West Asia

The US, Syria and Iraq: The Success of Airstrikes So Far

20 Oct, 2014    ·   4706

Ambassador KP Fabian assesses the US's policies on Syria and Iraq and makes projections vis-a-vis the future of the region

The battle for Kobane, the Kurdish town on the Syrian side of the border with Turkey, is still raging, though indications are that the US’ airstrikes have so far failed to make a decisive impact and reverse the advance of the Islamic State (IS) fighters. The US’ airstrikes on the IS have been ongoing for almost a month in Syria and for two months in Iraq. Yet, Ramadi, the capital of the huge Anbar province in western Iraq might fall to IS soon. The question arises on whether or not US President Barack Obama’s strategy – military and political – against the IS will work.

On September 10, he announced that the US would “degrade and ultimately destroy” the IS. At present, it is clear that the US strategy is not working. But, the key question to raise is whether there is a coherent, consequential, and consistent US policy to deal with the crisis in Iraq and Syria. The answer is in the negative.
Washington’s policy has been vitiated by misjudgments and incoherence. In August 2011, President Obama, after a fortnight-long consultations with his counterparts in UK, France, and Germany, announced that there should be a regime change in Syria; President Basher al-Assad had forfeited his legitimacy and it was abundantly clear that he had to go. One might have reasonably concluded that Obama spoke out on the basis of a political assessment made by his intelligence agencies and diplomats, corroborated by their counterparts in the other three countries.

Obviously, the assessment was deeply flawed. UN officials who visited Syria to prepare the ground for the Kofi Annan mission that started in February 2012 found no reason to conclude that Assad was on his way out. How did Obama come to his conclusion? It appears that Saudi Arabia and Qatar had conveyed to US that their intelligence agencies had, after investigations, come to that conclusion. Perhaps, because Assad is close to Iran, and the US wants to weaken Iran, Washington might have uncritically accepted the Saudi-Qatar inputs. 

In August 2012, Obama revealed the ‘red lines’ Assad should not cross, referring to moving or using chemical weapons. In August 2013, when Assad used chemical weapons and Washington consulted its allies, there were loud signals that the US and France were about to attack Syria. However, Russia picked a hint thrown by US Secretary of State John Kerry and made Assad agree to destroy his chemical weapons. While the decision to get the weapons destroyed without air attacks on Syria was reasonable, the fact remains that Saudi Arabia was deeply disappointed by what it read as Obama’s vacillation.

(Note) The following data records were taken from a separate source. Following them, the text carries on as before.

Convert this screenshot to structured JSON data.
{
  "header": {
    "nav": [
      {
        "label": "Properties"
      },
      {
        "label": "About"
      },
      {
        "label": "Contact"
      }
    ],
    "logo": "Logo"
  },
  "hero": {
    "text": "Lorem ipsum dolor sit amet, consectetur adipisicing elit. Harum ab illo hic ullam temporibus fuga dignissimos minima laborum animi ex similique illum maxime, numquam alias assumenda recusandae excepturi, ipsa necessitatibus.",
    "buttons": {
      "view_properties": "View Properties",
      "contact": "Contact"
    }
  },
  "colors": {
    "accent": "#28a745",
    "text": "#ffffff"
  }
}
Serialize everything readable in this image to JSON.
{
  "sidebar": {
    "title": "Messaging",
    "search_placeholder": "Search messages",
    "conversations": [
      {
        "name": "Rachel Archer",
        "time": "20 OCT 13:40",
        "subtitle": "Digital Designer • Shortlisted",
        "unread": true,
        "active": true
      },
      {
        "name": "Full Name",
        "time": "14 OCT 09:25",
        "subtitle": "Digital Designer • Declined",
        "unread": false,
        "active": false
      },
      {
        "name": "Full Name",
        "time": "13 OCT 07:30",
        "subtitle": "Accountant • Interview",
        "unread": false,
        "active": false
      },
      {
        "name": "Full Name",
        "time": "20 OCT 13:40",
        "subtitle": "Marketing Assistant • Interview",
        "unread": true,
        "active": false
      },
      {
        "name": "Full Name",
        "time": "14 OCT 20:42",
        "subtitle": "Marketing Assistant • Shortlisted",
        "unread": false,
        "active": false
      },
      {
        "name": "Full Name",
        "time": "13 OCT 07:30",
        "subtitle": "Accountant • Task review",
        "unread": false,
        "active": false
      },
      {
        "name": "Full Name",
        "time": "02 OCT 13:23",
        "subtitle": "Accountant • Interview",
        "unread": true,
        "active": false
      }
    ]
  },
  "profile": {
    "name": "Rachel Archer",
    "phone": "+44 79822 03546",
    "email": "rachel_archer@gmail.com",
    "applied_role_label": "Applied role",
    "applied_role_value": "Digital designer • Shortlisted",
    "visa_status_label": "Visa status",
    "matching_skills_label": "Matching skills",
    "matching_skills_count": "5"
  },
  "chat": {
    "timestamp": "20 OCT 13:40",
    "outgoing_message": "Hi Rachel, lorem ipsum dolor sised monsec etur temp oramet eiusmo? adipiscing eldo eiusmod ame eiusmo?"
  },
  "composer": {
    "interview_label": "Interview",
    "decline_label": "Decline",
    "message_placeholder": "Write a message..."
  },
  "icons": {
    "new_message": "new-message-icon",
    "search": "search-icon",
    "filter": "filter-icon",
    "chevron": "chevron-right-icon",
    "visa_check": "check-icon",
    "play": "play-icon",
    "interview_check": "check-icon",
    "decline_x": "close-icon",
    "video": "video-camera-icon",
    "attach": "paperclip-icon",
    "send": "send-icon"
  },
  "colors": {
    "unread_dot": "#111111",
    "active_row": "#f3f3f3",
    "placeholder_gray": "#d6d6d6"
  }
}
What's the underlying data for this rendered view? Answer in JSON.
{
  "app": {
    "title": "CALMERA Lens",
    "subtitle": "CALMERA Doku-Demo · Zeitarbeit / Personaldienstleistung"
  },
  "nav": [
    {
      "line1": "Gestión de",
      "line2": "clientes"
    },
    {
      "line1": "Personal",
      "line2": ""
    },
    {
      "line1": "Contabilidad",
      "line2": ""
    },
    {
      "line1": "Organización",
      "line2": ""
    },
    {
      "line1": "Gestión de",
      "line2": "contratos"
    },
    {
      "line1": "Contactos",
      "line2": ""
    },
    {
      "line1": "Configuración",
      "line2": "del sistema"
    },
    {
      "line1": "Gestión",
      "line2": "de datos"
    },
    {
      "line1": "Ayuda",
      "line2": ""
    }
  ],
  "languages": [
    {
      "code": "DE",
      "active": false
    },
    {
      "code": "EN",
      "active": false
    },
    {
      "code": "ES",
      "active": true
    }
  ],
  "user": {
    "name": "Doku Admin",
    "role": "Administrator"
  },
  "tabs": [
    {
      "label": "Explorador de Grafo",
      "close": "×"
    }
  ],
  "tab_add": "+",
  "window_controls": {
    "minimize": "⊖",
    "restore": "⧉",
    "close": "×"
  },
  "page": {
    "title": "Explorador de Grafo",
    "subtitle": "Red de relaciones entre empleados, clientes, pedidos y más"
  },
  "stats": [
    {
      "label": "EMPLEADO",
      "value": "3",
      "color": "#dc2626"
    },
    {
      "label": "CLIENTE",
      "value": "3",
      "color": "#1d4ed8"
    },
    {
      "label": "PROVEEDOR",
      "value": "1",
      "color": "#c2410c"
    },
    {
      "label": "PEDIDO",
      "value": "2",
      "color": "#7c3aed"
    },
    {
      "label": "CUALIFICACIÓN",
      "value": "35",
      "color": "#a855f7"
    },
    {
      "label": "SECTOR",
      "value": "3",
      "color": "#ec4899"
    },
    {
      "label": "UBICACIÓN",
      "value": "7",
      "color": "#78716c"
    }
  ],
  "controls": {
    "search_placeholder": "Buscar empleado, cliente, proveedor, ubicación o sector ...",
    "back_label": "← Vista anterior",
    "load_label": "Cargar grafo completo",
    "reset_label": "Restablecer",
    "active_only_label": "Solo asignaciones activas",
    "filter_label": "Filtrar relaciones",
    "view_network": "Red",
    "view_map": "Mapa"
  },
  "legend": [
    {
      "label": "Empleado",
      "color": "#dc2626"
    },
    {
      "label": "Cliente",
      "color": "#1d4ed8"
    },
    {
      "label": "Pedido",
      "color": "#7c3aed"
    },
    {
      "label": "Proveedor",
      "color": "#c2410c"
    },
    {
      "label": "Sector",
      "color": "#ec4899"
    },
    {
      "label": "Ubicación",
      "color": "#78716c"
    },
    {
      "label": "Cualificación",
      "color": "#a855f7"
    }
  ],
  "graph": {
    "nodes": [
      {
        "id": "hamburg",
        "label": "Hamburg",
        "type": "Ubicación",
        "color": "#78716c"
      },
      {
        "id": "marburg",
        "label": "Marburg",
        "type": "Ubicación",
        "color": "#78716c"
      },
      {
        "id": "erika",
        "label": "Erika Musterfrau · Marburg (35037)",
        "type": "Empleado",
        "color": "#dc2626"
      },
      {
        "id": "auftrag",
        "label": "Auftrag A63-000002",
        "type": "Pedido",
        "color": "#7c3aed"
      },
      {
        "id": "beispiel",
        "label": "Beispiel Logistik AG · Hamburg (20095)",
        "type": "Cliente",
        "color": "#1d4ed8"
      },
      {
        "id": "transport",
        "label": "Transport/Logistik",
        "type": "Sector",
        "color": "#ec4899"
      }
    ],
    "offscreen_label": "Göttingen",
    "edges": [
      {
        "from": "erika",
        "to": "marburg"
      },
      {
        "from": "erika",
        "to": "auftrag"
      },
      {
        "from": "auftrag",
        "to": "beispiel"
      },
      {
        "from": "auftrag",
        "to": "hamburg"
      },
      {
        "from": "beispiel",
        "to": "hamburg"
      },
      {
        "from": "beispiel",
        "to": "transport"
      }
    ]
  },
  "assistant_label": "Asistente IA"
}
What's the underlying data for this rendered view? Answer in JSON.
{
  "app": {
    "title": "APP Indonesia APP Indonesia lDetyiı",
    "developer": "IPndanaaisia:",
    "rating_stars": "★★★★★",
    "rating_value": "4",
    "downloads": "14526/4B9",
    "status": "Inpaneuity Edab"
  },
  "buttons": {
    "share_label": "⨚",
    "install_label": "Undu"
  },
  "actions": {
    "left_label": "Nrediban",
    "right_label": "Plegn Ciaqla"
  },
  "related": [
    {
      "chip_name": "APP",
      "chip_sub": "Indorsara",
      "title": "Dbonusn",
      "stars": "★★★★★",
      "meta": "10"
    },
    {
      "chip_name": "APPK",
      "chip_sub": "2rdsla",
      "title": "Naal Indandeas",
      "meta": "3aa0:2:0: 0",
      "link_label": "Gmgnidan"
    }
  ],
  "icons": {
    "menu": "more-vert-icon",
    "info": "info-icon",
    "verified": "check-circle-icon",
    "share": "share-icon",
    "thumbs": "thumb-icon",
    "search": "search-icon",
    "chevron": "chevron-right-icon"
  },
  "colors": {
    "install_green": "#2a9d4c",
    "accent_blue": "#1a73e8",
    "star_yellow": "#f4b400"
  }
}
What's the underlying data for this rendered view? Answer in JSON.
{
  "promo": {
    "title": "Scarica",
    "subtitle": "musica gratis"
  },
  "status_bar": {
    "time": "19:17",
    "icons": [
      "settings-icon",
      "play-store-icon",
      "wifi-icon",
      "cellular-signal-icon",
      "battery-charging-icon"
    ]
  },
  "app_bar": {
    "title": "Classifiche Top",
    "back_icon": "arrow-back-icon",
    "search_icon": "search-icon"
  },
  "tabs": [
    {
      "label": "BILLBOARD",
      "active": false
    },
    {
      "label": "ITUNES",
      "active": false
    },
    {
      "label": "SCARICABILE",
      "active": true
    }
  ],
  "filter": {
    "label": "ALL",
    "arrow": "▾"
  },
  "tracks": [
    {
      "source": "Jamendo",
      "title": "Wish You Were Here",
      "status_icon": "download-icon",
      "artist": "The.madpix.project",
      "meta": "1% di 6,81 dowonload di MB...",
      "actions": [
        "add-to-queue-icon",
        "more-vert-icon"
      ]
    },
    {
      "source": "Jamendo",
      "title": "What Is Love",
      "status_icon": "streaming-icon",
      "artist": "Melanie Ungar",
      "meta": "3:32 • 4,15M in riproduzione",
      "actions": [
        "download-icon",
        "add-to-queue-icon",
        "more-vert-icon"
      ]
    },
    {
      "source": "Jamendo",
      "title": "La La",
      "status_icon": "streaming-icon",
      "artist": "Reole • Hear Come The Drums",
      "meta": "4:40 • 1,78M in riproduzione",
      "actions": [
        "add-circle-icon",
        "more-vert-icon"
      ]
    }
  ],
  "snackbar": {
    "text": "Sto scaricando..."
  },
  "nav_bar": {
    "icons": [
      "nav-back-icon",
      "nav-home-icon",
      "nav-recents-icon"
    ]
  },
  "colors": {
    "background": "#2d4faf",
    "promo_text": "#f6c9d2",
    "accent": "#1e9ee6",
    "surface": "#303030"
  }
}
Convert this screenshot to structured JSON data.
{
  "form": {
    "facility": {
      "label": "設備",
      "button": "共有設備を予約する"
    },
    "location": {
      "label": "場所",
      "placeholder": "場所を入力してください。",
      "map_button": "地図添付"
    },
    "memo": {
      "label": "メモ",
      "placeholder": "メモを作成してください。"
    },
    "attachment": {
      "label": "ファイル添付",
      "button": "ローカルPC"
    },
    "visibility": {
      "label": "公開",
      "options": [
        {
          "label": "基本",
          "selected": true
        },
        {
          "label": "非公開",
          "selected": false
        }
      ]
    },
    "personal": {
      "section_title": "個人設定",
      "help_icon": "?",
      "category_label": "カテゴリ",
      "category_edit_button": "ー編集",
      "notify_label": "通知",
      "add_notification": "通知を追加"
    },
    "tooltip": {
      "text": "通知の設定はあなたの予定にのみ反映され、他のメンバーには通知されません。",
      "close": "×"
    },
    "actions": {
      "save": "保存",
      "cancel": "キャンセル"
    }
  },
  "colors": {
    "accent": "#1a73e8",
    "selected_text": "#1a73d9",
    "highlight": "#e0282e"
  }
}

It has been argued by Obama’s critics, including former Secretary of Defense Leon Panetta, that, right at the beginning if the US  had  armed the moderate Syrians, extremist groups such as the al Qaeda and the IS would not have established themselves in the latter. Obama was reluctant to send arms as the US worried the arms would land up in wrong hands. But, in that case, Obama should not have made the August 2011 statement and given the impression that Washington would arm and support the rebels. The US-initiated Geneva process with Kofi Annan and Lakhdar Brahimi as Special Envoys for Syria, both eminent diplomats, was an elaborate charade.

The airstrikes are unlikely to destroy the IS but degrade, they might. Obama has virtually declared an open-ended war on the IS. His repeated pledge not to send ground troops is understandable, but his own defence team has made it clear that airstrikes are not enough. Obama’s plan to get about 5000 Syrians trained in Saudi Arabia and send them to Syria is rather fanciful. The 5000 cannot make much impact either on Assad or on the IS that has about 30,000 fighters. By the time they reach Syria, the IS might have expanded its hold.

In the longer term, the US might not mind Iraq’s breaking into three or more, a Kurdistan, a Shiastan, and one or more Sunnistans. The US’s long-term interest is to see an independent Kurdistan that holds about 40 per cent of Iraq’s oil – and where US companies are deeply engaged in. Perhaps, even Iran might not mind the breakup of Iraq if the Shiastan with its oil wealth will remain an obedient satellite. Turkey has plans to acquire territory from Syria – which is why it is asking for a buffer zone and a no-fly zone. However, if an independent Kurdistan is established in Iraq, it will ignite the Kurds in Turkey and Syria, and even Iran, to work towards independence. Assad’s support from his Alawite base is declining and his photos are no longer shown at the burials of dead soldiers. He might hold what he has and the IS and others hold what they have, marking the end of Syria.

All told, it is the beginning of the end of the political boundaries set by the 1916 Sykes-Picot Agreement to serve the interests of UK and France. But, much more is at stake. When and how will the region recover peace and tranquility?